In the run up to our summer conference on Diversity, we are interviewing the female founders of SETSquared member companies. Each one of their stories is individual, some have a technical background, others are using technology to enable their business ideas. Our aim is to inspire the next wave of female innovators to step forward and positively influence future development. What we need first is a practical conversation on Diversity and how to address the barriers which deter women and girls from getting involved in science, technology, engineering and maths. In Bristol, we plan to engage leaders in organisations of all sizes by opening up the dialogue. Please join us on 24 June at the Diversity Conference to hear more.
Sarah Bolt from Forth shares her story:
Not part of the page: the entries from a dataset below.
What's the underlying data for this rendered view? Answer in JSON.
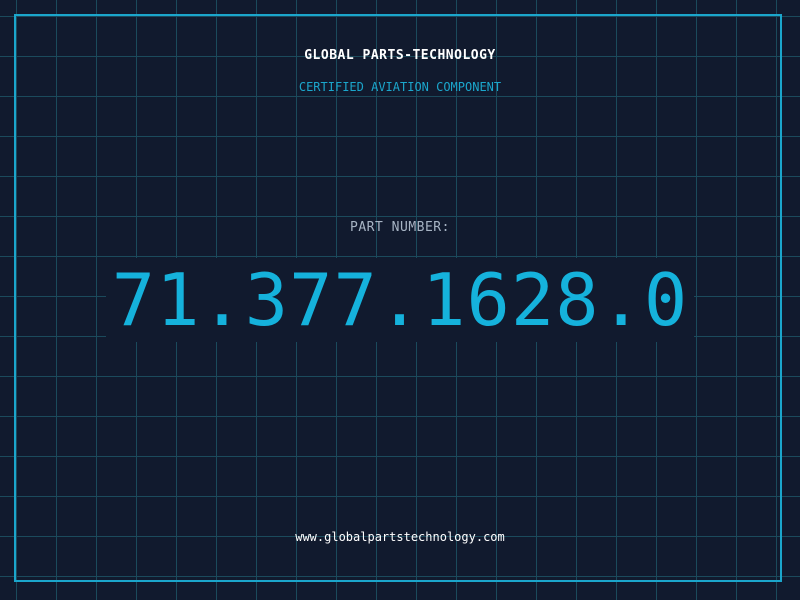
{
  "header": {
    "company": "GLOBAL PARTS-TECHNOLOGY",
    "subtitle": "CERTIFIED AVIATION COMPONENT"
  },
  "part": {
    "label": "PART NUMBER:",
    "number": "71.377.1628.0"
  },
  "footer": {
    "website": "www.globalpartstechnology.com"
  },
  "colors": {
    "background": "#111a2e",
    "grid": "#1b4a5c",
    "accent": "#1ba6cc",
    "part_number": "#15b2dc",
    "text": "#ffffff"
  }
}
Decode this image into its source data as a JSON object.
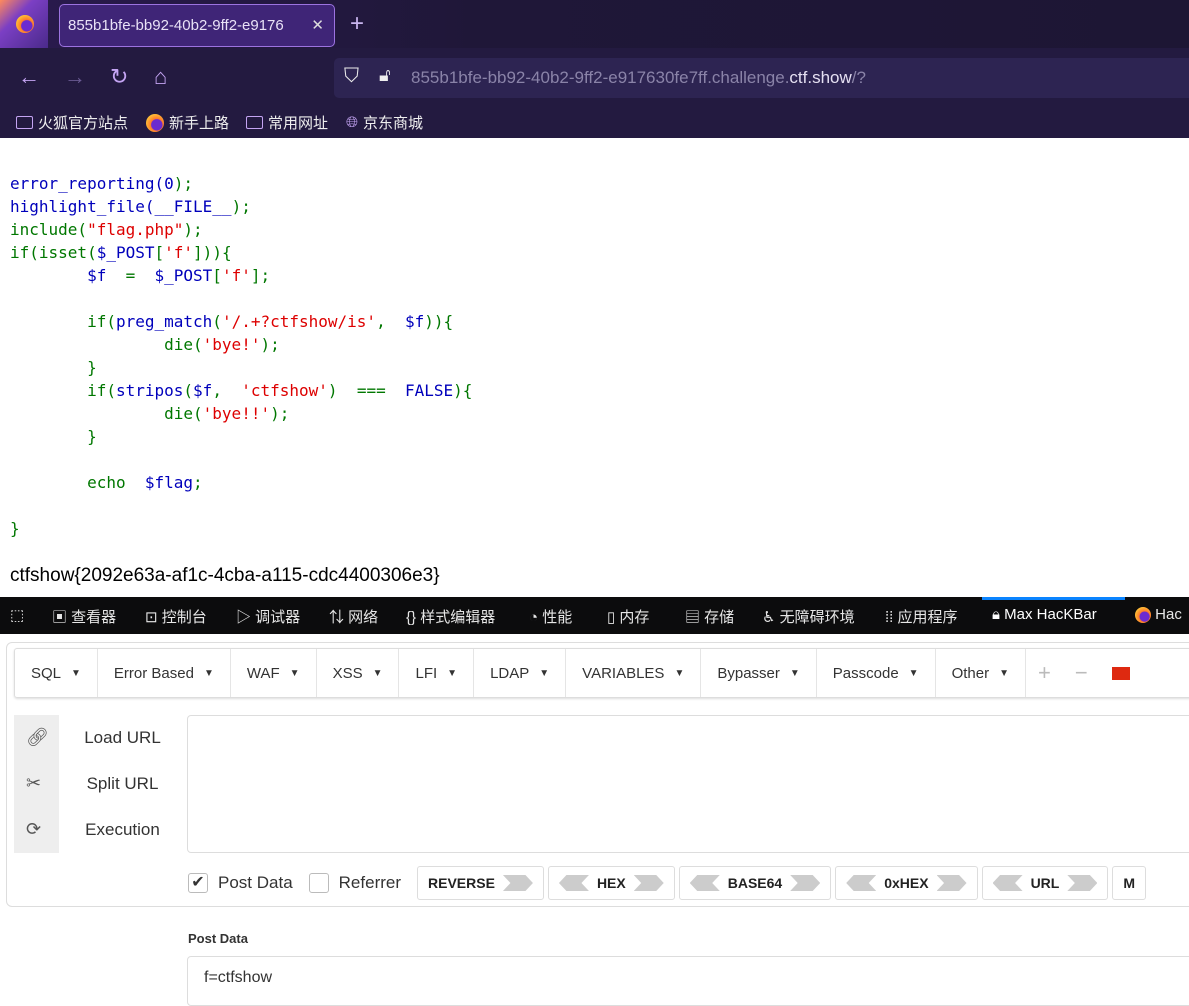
{
  "browser": {
    "tab_title": "855b1bfe-bb92-40b2-9ff2-e9176",
    "url_prefix": "855b1bfe-bb92-40b2-9ff2-e917630fe7ff.challenge.",
    "url_domain": "ctf.show",
    "url_suffix": "/?",
    "bookmarks": [
      "火狐官方站点",
      "新手上路",
      "常用网址",
      "京东商城"
    ]
  },
  "code": [
    [
      [
        "error_reporting(",
        "v"
      ],
      [
        "0",
        "v"
      ],
      [
        ");",
        "k"
      ]
    ],
    [
      [
        "highlight_file(__FILE__",
        "v"
      ],
      [
        ");",
        "k"
      ]
    ],
    [
      [
        "include(",
        "k"
      ],
      [
        "\"flag.php\"",
        "s"
      ],
      [
        ");",
        "k"
      ]
    ],
    [
      [
        "if(isset(",
        "k"
      ],
      [
        "$_POST",
        "v"
      ],
      [
        "[",
        "k"
      ],
      [
        "'f'",
        "s"
      ],
      [
        "])){",
        "k"
      ]
    ],
    [
      [
        "        ",
        "k"
      ],
      [
        "$f",
        "v"
      ],
      [
        "  =  ",
        "k"
      ],
      [
        "$_POST",
        "v"
      ],
      [
        "[",
        "k"
      ],
      [
        "'f'",
        "s"
      ],
      [
        "];",
        "k"
      ]
    ],
    [],
    [
      [
        "        if(",
        "k"
      ],
      [
        "preg_match",
        "v"
      ],
      [
        "(",
        "k"
      ],
      [
        "'/.+?ctfshow/is'",
        "s"
      ],
      [
        ",  ",
        "k"
      ],
      [
        "$f",
        "v"
      ],
      [
        ")){",
        "k"
      ]
    ],
    [
      [
        "                die(",
        "k"
      ],
      [
        "'bye!'",
        "s"
      ],
      [
        ");",
        "k"
      ]
    ],
    [
      [
        "        }",
        "k"
      ]
    ],
    [
      [
        "        if(",
        "k"
      ],
      [
        "stripos",
        "v"
      ],
      [
        "(",
        "k"
      ],
      [
        "$f",
        "v"
      ],
      [
        ",  ",
        "k"
      ],
      [
        "'ctfshow'",
        "s"
      ],
      [
        ")  ===  ",
        "k"
      ],
      [
        "FALSE",
        "v"
      ],
      [
        "){",
        "k"
      ]
    ],
    [
      [
        "                die(",
        "k"
      ],
      [
        "'bye!!'",
        "s"
      ],
      [
        ");",
        "k"
      ]
    ],
    [
      [
        "        }",
        "k"
      ]
    ],
    [],
    [
      [
        "        echo  ",
        "k"
      ],
      [
        "$flag",
        "v"
      ],
      [
        ";",
        "k"
      ]
    ],
    [],
    [
      [
        "}",
        "k"
      ]
    ]
  ],
  "flag_output": "ctfshow{2092e63a-af1c-4cba-a115-cdc4400306e3}",
  "devtools": {
    "tabs": [
      "查看器",
      "控制台",
      "调试器",
      "网络",
      "样式编辑器",
      "性能",
      "内存",
      "存储",
      "无障碍环境",
      "应用程序",
      "Max HacKBar",
      "Hac"
    ],
    "active": "Max HacKBar"
  },
  "hackbar": {
    "menu": [
      "SQL",
      "Error Based",
      "WAF",
      "XSS",
      "LFI",
      "LDAP",
      "VARIABLES",
      "Bypasser",
      "Passcode",
      "Other"
    ],
    "actions": [
      "Load URL",
      "Split URL",
      "Execution"
    ],
    "post_data_checkbox": "Post Data",
    "referrer_checkbox": "Referrer",
    "encoders": [
      "REVERSE",
      "HEX",
      "BASE64",
      "0xHEX",
      "URL",
      "M"
    ],
    "post_data_label": "Post Data",
    "post_data_value": "f=ctfshow",
    "url_value": ""
  }
}
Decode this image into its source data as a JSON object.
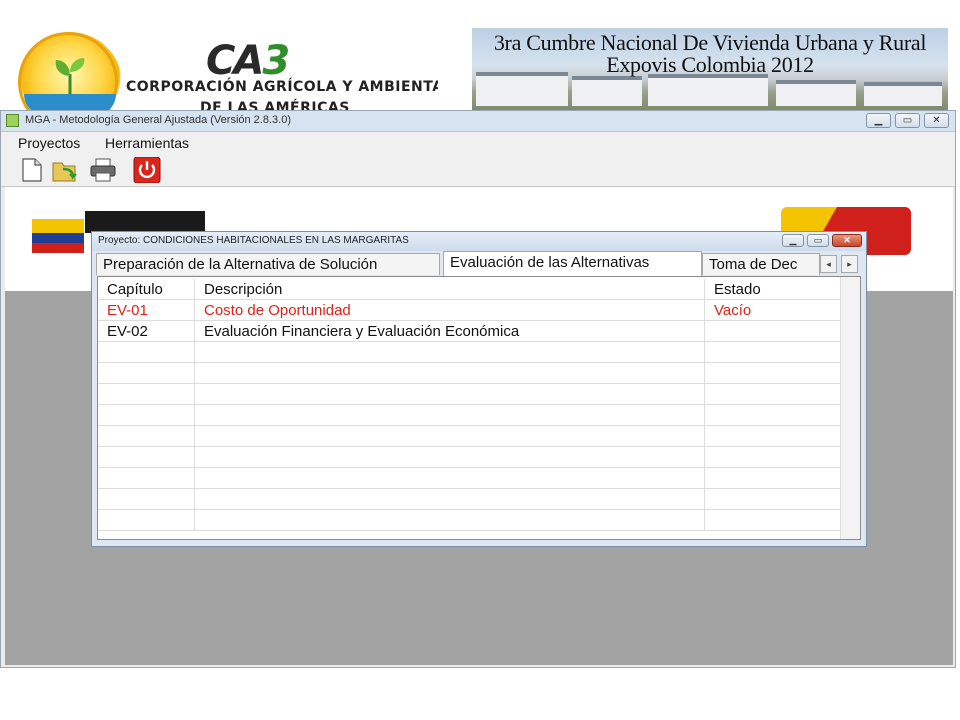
{
  "banner": {
    "org": {
      "mark_a": "CA",
      "mark_b": "3",
      "line1": "CORPORACIÓN AGRÍCOLA Y AMBIENTAL",
      "line2": "DE LAS AMÉRICAS"
    },
    "event": {
      "line1": "3ra Cumbre Nacional De Vivienda Urbana y Rural",
      "line2": "Expovis Colombia 2012"
    }
  },
  "app": {
    "title": "MGA - Metodología General Ajustada (Versión 2.8.3.0)",
    "menu": [
      "Proyectos",
      "Herramientas"
    ],
    "toolbar": [
      "new-document-icon",
      "open-folder-icon",
      "printer-icon",
      "power-off-icon"
    ]
  },
  "dialog": {
    "title": "Proyecto: CONDICIONES HABITACIONALES EN LAS MARGARITAS",
    "tabs": [
      {
        "label": "Preparación de la Alternativa de Solución",
        "active": false
      },
      {
        "label": "Evaluación de las Alternativas",
        "active": true
      },
      {
        "label": "Toma de Dec",
        "active": false
      }
    ],
    "table": {
      "columns": [
        "Capítulo",
        "Descripción",
        "Estado"
      ],
      "rows": [
        {
          "chapter": "EV-01",
          "description": "Costo de Oportunidad",
          "status": "Vacío",
          "color": "#e0201a"
        },
        {
          "chapter": "EV-02",
          "description": "Evaluación Financiera y Evaluación Económica",
          "status": "",
          "color": "#111111"
        }
      ]
    }
  },
  "colors": {
    "accent_red": "#e0201a",
    "app_background": "#a3a3a3",
    "titlebar": "#d6e3f1"
  }
}
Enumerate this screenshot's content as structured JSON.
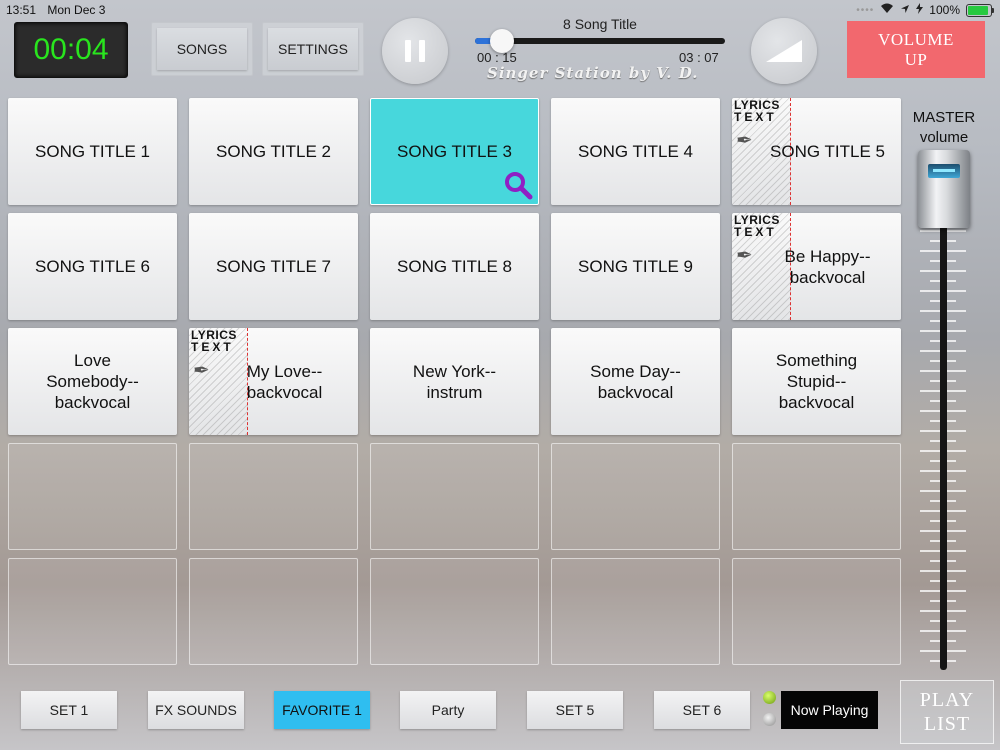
{
  "status": {
    "time": "13:51",
    "date": "Mon Dec 3",
    "battery": "100%",
    "battery_level": 1.0
  },
  "header": {
    "timer": "00:04",
    "songs_label": "SONGS",
    "settings_label": "SETTINGS",
    "song_title": "8 Song Title",
    "elapsed": "00 : 15",
    "duration": "03 : 07",
    "progress": 0.08,
    "brand": "Singer Station by V. D.",
    "volume_up_line1": "VOLUME",
    "volume_up_line2": "UP"
  },
  "pads": [
    {
      "title": "SONG TITLE 1"
    },
    {
      "title": "SONG TITLE 2"
    },
    {
      "title": "SONG TITLE 3",
      "active": true,
      "search": true
    },
    {
      "title": "SONG TITLE 4"
    },
    {
      "title": "SONG TITLE 5",
      "lyrics": true
    },
    {
      "title": "SONG TITLE 6"
    },
    {
      "title": "SONG TITLE 7"
    },
    {
      "title": "SONG TITLE 8"
    },
    {
      "title": "SONG TITLE 9"
    },
    {
      "title": "Be Happy--\nbackvocal",
      "lyrics": true
    },
    {
      "title": "Love\nSomebody--\nbackvocal"
    },
    {
      "title": "My Love--\nbackvocal",
      "lyrics": true
    },
    {
      "title": "New York--\ninstrum"
    },
    {
      "title": "Some Day--\nbackvocal"
    },
    {
      "title": "Something\nStupid--\nbackvocal"
    },
    {
      "title": ""
    },
    {
      "title": ""
    },
    {
      "title": ""
    },
    {
      "title": ""
    },
    {
      "title": ""
    },
    {
      "title": ""
    },
    {
      "title": ""
    },
    {
      "title": ""
    },
    {
      "title": ""
    },
    {
      "title": ""
    }
  ],
  "lyrics_badge": {
    "line1": "LYRICS",
    "line2": "TEXT"
  },
  "master": {
    "line1": "MASTER",
    "line2": "volume",
    "level": 1.0
  },
  "footer": {
    "sets": [
      {
        "label": "SET 1"
      },
      {
        "label": "FX SOUNDS"
      },
      {
        "label": "FAVORITE 1",
        "active": true
      },
      {
        "label": "Party"
      },
      {
        "label": "SET 5"
      },
      {
        "label": "SET 6"
      }
    ],
    "now_playing": "Now Playing",
    "playlist_line1": "PLAY",
    "playlist_line2": "LIST"
  },
  "colors": {
    "active_pad": "#47d7dc",
    "active_set": "#2fbef0",
    "volume_up": "#f2686e",
    "timer_text": "#29e51e",
    "search_icon": "#8f1fc4"
  }
}
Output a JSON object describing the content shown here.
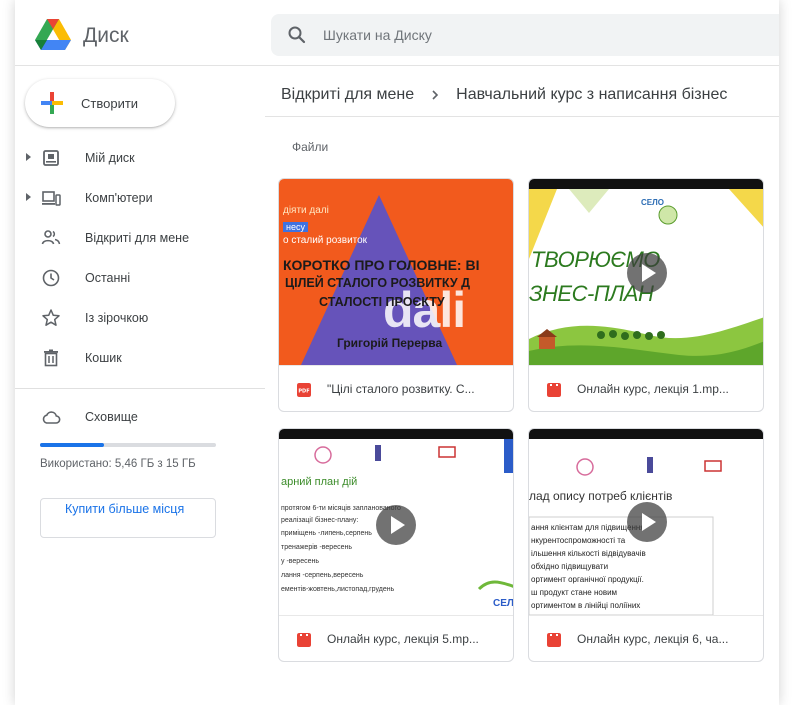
{
  "app": {
    "brand": "Диск",
    "search_placeholder": "Шукати на Диску"
  },
  "sidebar": {
    "create_label": "Створити",
    "items": [
      {
        "label": "Мій диск",
        "icon": "my-drive-icon"
      },
      {
        "label": "Комп'ютери",
        "icon": "computers-icon"
      },
      {
        "label": "Відкриті для мене",
        "icon": "shared-with-me-icon"
      },
      {
        "label": "Останні",
        "icon": "recent-clock-icon"
      },
      {
        "label": "Із зірочкою",
        "icon": "star-icon"
      },
      {
        "label": "Кошик",
        "icon": "trash-icon"
      }
    ],
    "storage": {
      "label": "Сховище",
      "icon": "cloud-icon",
      "used_text": "Використано: 5,46 ГБ з 15 ГБ",
      "used_fraction": 0.364,
      "buy_label": "Купити більше місця"
    }
  },
  "main": {
    "breadcrumb": [
      "Відкриті для мене",
      "Навчальний курс з написання бізнес"
    ],
    "section_label": "Файли",
    "files": [
      {
        "name": "\"Цілі сталого розвитку. С...",
        "type": "pdf",
        "thumb": {
          "line1": "діяти далі",
          "line2": "несу",
          "line3": "о сталий розвиток",
          "headline1": "КОРОТКО ПРО ГОЛОВНЕ: ВІ",
          "headline2": "ЦІЛЕЙ СТАЛОГО РОЗВИТКУ Д",
          "headline3": "СТАЛОСТІ ПРОЄКТУ",
          "author": "Григорій Перерва",
          "watermark": "dali"
        }
      },
      {
        "name": "Онлайн курс, лекція 1.mp...",
        "type": "video",
        "thumb": {
          "logo_text": "СЕЛО",
          "title1": "ТВОРЮЄМО",
          "title2": "ЗНЕС-ПЛАН"
        }
      },
      {
        "name": "Онлайн курс, лекція 5.mp...",
        "type": "video",
        "thumb": {
          "title": "арний план дій",
          "lines": [
            "протягом 6-ти місяців запланованого",
            "реалізації бізнес-плану:",
            "приміщень -липень,серпень",
            "тренажерів -вересень",
            "у -вересень",
            "лання -серпень,вересень",
            "ементів-жовтень,листопад,грудень"
          ],
          "corner": "СЕЛ"
        }
      },
      {
        "name": "Онлайн курс, лекція 6, ча...",
        "type": "video",
        "thumb": {
          "title": "лад опису потреб клієнтів",
          "lines": [
            "ання клієнтам для підвищення",
            "нкурентоспроможності та",
            "ільшення кількості відвідувачів",
            "обхідно підвищувати",
            "ортимент органічної продукції.",
            "ш продукт стане новим",
            "ортиментом в лінійці поліїних"
          ]
        }
      }
    ]
  }
}
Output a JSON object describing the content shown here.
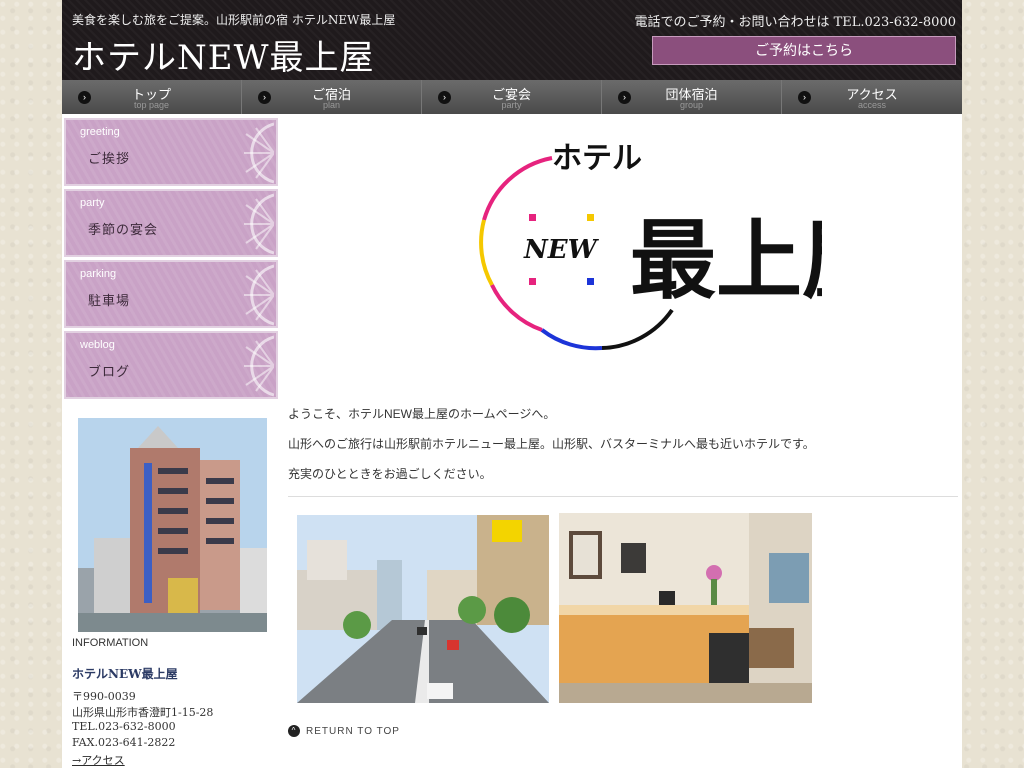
{
  "header": {
    "tagline": "美食を楽しむ旅をご提案。山形駅前の宿 ホテルNEW最上屋",
    "title": "ホテルNEW最上屋",
    "phone_text": "電話でのご予約・お問い合わせは TEL.023-632-8000",
    "reserve_label": "ご予約はこちら"
  },
  "nav": {
    "items": [
      {
        "label": "トップ",
        "sub": "top page"
      },
      {
        "label": "ご宿泊",
        "sub": "plan"
      },
      {
        "label": "ご宴会",
        "sub": "party"
      },
      {
        "label": "団体宿泊",
        "sub": "group"
      },
      {
        "label": "アクセス",
        "sub": "access"
      }
    ]
  },
  "sidebar": {
    "items": [
      {
        "en": "greeting",
        "ja": "ご挨拶"
      },
      {
        "en": "party",
        "ja": "季節の宴会"
      },
      {
        "en": "parking",
        "ja": "駐車場"
      },
      {
        "en": "weblog",
        "ja": "ブログ"
      }
    ],
    "info": {
      "label": "INFORMATION",
      "name": "ホテルNEW最上屋",
      "zip": "〒990-0039",
      "address": "山形県山形市香澄町1-15-28",
      "tel": "TEL.023-632-8000",
      "fax": "FAX.023-641-2822",
      "access_link": "→アクセス"
    }
  },
  "logo": {
    "hotel": "ホテル",
    "new": "NEW",
    "name": "最上屋"
  },
  "main": {
    "welcome_1": "ようこそ、ホテルNEW最上屋のホームページへ。",
    "welcome_2": "山形へのご旅行は山形駅前ホテルニュー最上屋。山形駅、バスターミナルへ最も近いホテルです。",
    "welcome_3": "充実のひとときをお過ごしください。",
    "return_label": "RETURN TO TOP"
  },
  "colors": {
    "header_bg": "#1f1a1c",
    "reserve_button": "#8b4f7d",
    "sidebar_item": "#c9a2c6",
    "info_name": "#2b3a64"
  }
}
What were your earliest interests and how did technology feature in them?
As a kid, I always asked for technology-based gifts on my Christmas list, and one of my most treasured possessions was my electronic version of the seventies game, Mastermind. Then tennis on the Atari was the game to have. I was one of the first in my class to have a digital watch, so technology was fairly important to me even early on.
After completing my A-levels, including one in Photography, I went off to Coventry University to do a degree in Communication Studies. It was 1986 and the subject wasn’t very well understood at the time. People close to me thought I would be learning about answering the phone! In reality, the course covered all types of communication, including visual impact and photography; I really wanted to be a reportage photographer and build stories with powerful images.
How did your career unfold from there?
Moving to London was the obvious choice after graduation, and there was a group of us who decided to rent a place together. This was the late eighties and we all got jobs fairly quickly. Mine was a marketing position with a music promoter, where I stayed for two years.
Having not had a break between studying and starting work, I jumped at the chance to travel the world with two of my best friends – something I hope my own kids get a chance at doing. Shortly after I returned, I got a role in a marketing agency who started up an Internet division. This was 20 years ago, when it was groundbreaking for an agency to have a specialist ‘Internet’ division; the early days of digital marketing when we were working with the confines of a single email address for the whole team. Most marketing and advertising agencies weren’t committing to technology-led marketing, so there were only a few niche agencies springing up to do it.
A couple of years later I started my own promotions agency, working with brands and media titles, until I decided to relocate to Bath in the new millenium. Here I begin working with an agency which specialised in the drinks industry travelling to the U.S. with Jack Daniels, and developing campaigns for other high profile brands.
I reached a point where I wanted to get out of marketing agency life and learn more about product development. I went to work at Dyson working on the launch of the airblade hand dryer and later the development of the bladeless fan. It was a great learning environment to be in, however after the birth of my second child I took stock of life and decided I wanted to do something that was more impactful to humankind. I set my sights on the healthcare industry and began a Masters in Social Marketing at UWE – that’s marketing for public good as opposed to anything to do with social media.
What motivated you to develop Forth?
I joined a healthcare specialist consultancy after finishing my masters, this was around five or six years ago when the healthcare industry was beginning to rapidly change, and with it, people’s attitudes and motivations towards their own health. Mobile apps and wearables appeared on the market – and I raced to order a Fitbit as soon as it became available in the UK. It was then I saw the opportunity to create a business to optimise digital technology, yet support healthcare for individuals. It was 2014 when the initial concept behind Forth was born, to use graphics and technology to help people to engage with and gain insights on their health on the inside. It did take a while to go from having the idea to really making it happen – after securing a business partner with great technical skills, we had the beta product ready in 2016.
Tell us your personal experiences of diversity and factors which have helped you?
To succeed in bringing an idea to market, networking is essential, because I’ve found there are plenty of people out there willing to help. Bristol is a great city for start-ups and innovators who want to launch their ideas. Becoming part of SETSquared has been pivotal for us in the development of Forth, and Monika is a great advocate for women and technology businesses.
I’ve always been strong-willed, so I don’t necessarily identify with some of the barriers which can affect women. When we wanted to start a family, it was my partner who gave up work so I could return to my job. I don’t believe gender should be a factor; all businesses should consider how they support their workforce, and working from home or flexible working hours are obvious options to offer those with families.
Even from my early career, I recognise that the desire to strive forward has helped me because I’ve always believed anything is possible. So I think the most important factor for women – and men – is to have belief and confidence in their idea. Bringing a product or service from idea stage to market can something be a overwhelming challenge but I’ve learnt to just break down huge tasks into little pieces, to take one step at a time.
Written by Debra Penrice. See more of her work at 27 Marketing